Wave of repression hits Turkish trade unionists

Tim Baster and Isabelle Merminod report on the third police operation in 12 months against trade unionists in Turkey

February 26, 2013 · 2 min read

Supporters for the 3 KESK women outside the Ankara court, Turkey 13.12.2012A solidarity demonstration outside the court in Ankara. Photo: Isabelle Merminod.

At five in the morning on 19 February, police raided homes across Turkey arresting 169 trade unionists, all members of KESK, the independent confederation of public service unions in Turkey.

The police said this operation was related to DHKP, a banned left wing party which claimed responsibility for the bombing of the American Embassy on 1 February. But Lami Özgen, president of KESK, pointed out that those arrested were members or officials, of unions affiliated to KESK. He stated that this is: ‘…a new operation to blockade and defeat KESK.’

This is the third operation against KESK trade unionists in 12 months. Police took 73 members in two previous operations in February and June 2012. These trade unionists were charged with involvement in the KCK (the Union of Kurdish Communities) alleged to be an urban wing of the PKK (Kurdistan Workers Party) the armed Kurdish movement fighting for autonomy.

Between 7,000 and 10,000 people are in prison in Turkey facing terrorism trials. On 22 February, Amnesty International issued a statement calling on the Turkish government to: ‘…amend the vague and overly broad definition of terrorism in Turkish law, to bring it into line with international standards regarding legal clarity and legal certainty.’ Amnesty International reports that terrorism convictions are obtained solely: ‘…on the basis of people’s writings, association with certain recognised political groups or participation in peaceful demonstrations.’

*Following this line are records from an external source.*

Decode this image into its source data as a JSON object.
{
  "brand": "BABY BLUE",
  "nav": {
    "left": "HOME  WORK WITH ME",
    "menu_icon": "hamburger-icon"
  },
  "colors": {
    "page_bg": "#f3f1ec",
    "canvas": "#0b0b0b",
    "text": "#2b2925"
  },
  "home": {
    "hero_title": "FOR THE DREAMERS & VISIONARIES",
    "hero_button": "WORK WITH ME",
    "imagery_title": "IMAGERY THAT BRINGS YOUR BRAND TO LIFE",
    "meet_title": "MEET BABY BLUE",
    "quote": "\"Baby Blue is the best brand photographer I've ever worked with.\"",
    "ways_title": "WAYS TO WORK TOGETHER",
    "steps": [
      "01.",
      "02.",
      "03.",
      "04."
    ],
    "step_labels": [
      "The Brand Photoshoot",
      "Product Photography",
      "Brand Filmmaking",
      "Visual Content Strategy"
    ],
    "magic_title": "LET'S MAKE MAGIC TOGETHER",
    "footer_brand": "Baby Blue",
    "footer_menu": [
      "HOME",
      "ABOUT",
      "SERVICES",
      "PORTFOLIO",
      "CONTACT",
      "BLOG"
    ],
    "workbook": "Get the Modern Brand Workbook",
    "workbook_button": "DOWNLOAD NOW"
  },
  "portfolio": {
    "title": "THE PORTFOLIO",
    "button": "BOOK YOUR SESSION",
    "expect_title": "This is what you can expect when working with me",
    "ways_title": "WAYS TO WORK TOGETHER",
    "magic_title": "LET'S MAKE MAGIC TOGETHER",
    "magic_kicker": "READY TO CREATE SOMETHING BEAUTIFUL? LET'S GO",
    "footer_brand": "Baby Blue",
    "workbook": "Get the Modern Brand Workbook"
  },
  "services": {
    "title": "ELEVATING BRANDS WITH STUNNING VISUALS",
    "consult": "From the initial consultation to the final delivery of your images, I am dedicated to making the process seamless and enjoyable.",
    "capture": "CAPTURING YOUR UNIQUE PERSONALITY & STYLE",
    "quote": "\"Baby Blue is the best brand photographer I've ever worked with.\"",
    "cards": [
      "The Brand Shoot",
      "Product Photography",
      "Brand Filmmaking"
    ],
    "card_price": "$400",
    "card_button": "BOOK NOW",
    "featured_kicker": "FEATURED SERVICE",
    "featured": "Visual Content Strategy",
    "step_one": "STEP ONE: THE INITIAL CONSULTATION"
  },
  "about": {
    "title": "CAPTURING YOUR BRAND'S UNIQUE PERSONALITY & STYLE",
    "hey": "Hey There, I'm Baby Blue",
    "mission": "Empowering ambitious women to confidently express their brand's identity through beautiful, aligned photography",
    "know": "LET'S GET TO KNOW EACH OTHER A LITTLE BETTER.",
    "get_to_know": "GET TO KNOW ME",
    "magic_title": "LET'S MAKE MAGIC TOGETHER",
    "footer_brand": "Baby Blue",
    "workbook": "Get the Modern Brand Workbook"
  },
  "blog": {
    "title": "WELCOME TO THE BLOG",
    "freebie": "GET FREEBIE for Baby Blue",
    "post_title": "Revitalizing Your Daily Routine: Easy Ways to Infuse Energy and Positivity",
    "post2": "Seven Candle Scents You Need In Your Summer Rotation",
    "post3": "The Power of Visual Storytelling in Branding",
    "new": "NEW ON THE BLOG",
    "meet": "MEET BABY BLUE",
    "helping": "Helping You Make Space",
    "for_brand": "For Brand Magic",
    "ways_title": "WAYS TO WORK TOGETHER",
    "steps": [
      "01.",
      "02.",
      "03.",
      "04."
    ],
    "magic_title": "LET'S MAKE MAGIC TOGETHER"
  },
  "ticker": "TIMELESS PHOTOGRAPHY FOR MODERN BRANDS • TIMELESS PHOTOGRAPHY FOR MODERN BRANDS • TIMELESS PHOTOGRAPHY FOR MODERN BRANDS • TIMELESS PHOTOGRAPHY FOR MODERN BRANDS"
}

Tim and Isabelle will report in greater depth on the repression the AKP is unleashing on the left and Kurdish groups in the April/May print issue of Red Pepper. Get a trial subscription for just £5.



Workers unite online

They're logging on to combat lagging labour laws, costly court proceedings, and outsourcing management, writes Gaia Caramazza

Review – Finding a Voice: Asian women in Britain

Finding a Voice: Asian women in Britain, by Amrit Wilson, reviewed by Maya Goodfellow

The political whiteness of #MeToo

We need to confront how the movement is shaped by the power of whiteness, write Alison Phipps


Trumpism goes global

Trumpism is capitalism’s Plan B, writes Nick Dearden

Brexit’s drug problem

For all the talk of free-trade, why is ‘Global Britain’ still behind on drug law reform? By Kojo Koram

What happens if a university fails?

David Ridley reflects on the Augar Review